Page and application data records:
====================

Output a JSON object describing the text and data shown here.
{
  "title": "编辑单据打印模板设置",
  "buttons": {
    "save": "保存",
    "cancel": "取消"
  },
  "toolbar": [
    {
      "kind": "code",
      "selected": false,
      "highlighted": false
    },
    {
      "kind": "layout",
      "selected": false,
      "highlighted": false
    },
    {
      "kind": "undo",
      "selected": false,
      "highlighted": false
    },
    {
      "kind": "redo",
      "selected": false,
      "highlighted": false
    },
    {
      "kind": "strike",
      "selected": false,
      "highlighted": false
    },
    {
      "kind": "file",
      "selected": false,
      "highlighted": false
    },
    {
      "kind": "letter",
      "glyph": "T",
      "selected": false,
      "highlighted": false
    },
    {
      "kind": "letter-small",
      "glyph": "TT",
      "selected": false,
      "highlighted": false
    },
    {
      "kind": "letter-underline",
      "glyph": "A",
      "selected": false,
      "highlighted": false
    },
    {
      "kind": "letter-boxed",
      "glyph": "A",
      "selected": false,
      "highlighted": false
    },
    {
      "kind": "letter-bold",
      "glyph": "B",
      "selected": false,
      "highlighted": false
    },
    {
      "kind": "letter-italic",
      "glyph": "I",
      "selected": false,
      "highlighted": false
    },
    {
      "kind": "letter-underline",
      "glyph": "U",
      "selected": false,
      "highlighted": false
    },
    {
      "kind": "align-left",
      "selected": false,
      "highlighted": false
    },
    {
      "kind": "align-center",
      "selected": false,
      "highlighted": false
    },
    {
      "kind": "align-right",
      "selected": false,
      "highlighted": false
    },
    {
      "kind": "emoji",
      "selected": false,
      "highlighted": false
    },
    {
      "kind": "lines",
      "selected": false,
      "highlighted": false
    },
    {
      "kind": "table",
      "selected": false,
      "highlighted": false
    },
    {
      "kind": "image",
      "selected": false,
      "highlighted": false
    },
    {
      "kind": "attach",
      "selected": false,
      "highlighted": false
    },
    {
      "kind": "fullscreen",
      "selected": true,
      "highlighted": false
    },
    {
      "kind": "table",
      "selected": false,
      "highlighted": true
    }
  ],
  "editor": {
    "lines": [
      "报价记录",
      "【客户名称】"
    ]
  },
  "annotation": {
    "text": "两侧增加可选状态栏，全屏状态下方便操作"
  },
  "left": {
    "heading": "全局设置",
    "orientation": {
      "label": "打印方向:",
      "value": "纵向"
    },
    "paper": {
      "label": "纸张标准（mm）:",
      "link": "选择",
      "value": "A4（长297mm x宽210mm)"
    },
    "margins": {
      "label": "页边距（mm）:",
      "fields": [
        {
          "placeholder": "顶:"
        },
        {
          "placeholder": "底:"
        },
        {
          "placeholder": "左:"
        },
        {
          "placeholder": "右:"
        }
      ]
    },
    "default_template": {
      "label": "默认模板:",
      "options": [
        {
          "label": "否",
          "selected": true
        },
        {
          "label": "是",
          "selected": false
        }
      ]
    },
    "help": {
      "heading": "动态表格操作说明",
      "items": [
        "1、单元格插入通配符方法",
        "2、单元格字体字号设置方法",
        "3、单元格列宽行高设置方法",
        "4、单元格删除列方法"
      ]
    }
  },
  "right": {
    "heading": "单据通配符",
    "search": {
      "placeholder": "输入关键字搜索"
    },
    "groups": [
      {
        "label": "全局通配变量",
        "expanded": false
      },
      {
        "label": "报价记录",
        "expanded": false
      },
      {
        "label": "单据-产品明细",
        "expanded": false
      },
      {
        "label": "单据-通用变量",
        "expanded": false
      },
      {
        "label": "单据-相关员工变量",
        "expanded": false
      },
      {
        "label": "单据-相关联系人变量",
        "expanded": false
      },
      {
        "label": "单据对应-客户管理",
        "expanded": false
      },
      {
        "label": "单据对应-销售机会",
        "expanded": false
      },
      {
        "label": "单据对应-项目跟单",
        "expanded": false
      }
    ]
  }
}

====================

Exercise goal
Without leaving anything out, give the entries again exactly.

Exercise result
Output a JSON object describing the text and data shown here.
{
  "title": "编辑单据打印模板设置",
  "buttons": {
    "save": "保存",
    "cancel": "取消"
  },
  "toolbar": [
    {
      "kind": "code",
      "selected": false,
      "highlighted": false
    },
    {
      "kind": "layout",
      "selected": false,
      "highlighted": false
    },
    {
      "kind": "undo",
      "selected": false,
      "highlighted": false
    },
    {
      "kind": "redo",
      "selected": false,
      "highlighted": false
    },
    {
      "kind": "strike",
      "selected": false,
      "highlighted": false
    },
    {
      "kind": "file",
      "selected": false,
      "highlighted": false
    },
    {
      "kind": "letter",
      "glyph": "T",
      "selected": false,
      "highlighted": false
    },
    {
      "kind": "letter-small",
      "glyph": "TT",
      "selected": false,
      "highlighted": false
    },
    {
      "kind": "letter-underline",
      "glyph": "A",
      "selected": false,
      "highlighted": false
    },
    {
      "kind": "letter-boxed",
      "glyph": "A",
      "selected": false,
      "highlighted": false
    },
    {
      "kind": "letter-bold",
      "glyph": "B",
      "selected": false,
      "highlighted": false
    },
    {
      "kind": "letter-italic",
      "glyph": "I",
      "selected": false,
      "highlighted": false
    },
    {
      "kind": "letter-underline",
      "glyph": "U",
      "selected": false,
      "highlighted": false
    },
    {
      "kind": "align-left",
      "selected": false,
      "highlighted": false
    },
    {
      "kind": "align-center",
      "selected": false,
      "highlighted": false
    },
    {
      "kind": "align-right",
      "selected": false,
      "highlighted": false
    },
    {
      "kind": "emoji",
      "selected": false,
      "highlighted": false
    },
    {
      "kind": "lines",
      "selected": false,
      "highlighted": false
    },
    {
      "kind": "table",
      "selected": false,
      "highlighted": false
    },
    {
      "kind": "image",
      "selected": false,
      "highlighted": false
    },
    {
      "kind": "attach",
      "selected": false,
      "highlighted": false
    },
    {
      "kind": "fullscreen",
      "selected": true,
      "highlighted": false
    },
    {
      "kind": "table",
      "selected": false,
      "highlighted": true
    }
  ],
  "editor": {
    "lines": [
      "报价记录",
      "【客户名称】"
    ]
  },
  "annotation": {
    "text": "两侧增加可选状态栏，全屏状态下方便操作"
  },
  "left": {
    "heading": "全局设置",
    "orientation": {
      "label": "打印方向:",
      "value": "纵向"
    },
    "paper": {
      "label": "纸张标准（mm）:",
      "link": "选择",
      "value": "A4（长297mm x宽210mm)"
    },
    "margins": {
      "label": "页边距（mm）:",
      "fields": [
        {
          "placeholder": "顶:"
        },
        {
          "placeholder": "底:"
        },
        {
          "placeholder": "左:"
        },
        {
          "placeholder": "右:"
        }
      ]
    },
    "default_template": {
      "label": "默认模板:",
      "options": [
        {
          "label": "否",
          "selected": true
        },
        {
          "label": "是",
          "selected": false
        }
      ]
    },
    "help": {
      "heading": "动态表格操作说明",
      "items": [
        "1、单元格插入通配符方法",
        "2、单元格字体字号设置方法",
        "3、单元格列宽行高设置方法",
        "4、单元格删除列方法"
      ]
    }
  },
  "right": {
    "heading": "单据通配符",
    "search": {
      "placeholder": "输入关键字搜索"
    },
    "groups": [
      {
        "label": "全局通配变量",
        "expanded": false
      },
      {
        "label": "报价记录",
        "expanded": false
      },
      {
        "label": "单据-产品明细",
        "expanded": false
      },
      {
        "label": "单据-通用变量",
        "expanded": false
      },
      {
        "label": "单据-相关员工变量",
        "expanded": false
      },
      {
        "label": "单据-相关联系人变量",
        "expanded": false
      },
      {
        "label": "单据对应-客户管理",
        "expanded": false
      },
      {
        "label": "单据对应-销售机会",
        "expanded": false
      },
      {
        "label": "单据对应-项目跟单",
        "expanded": false
      }
    ]
  }
}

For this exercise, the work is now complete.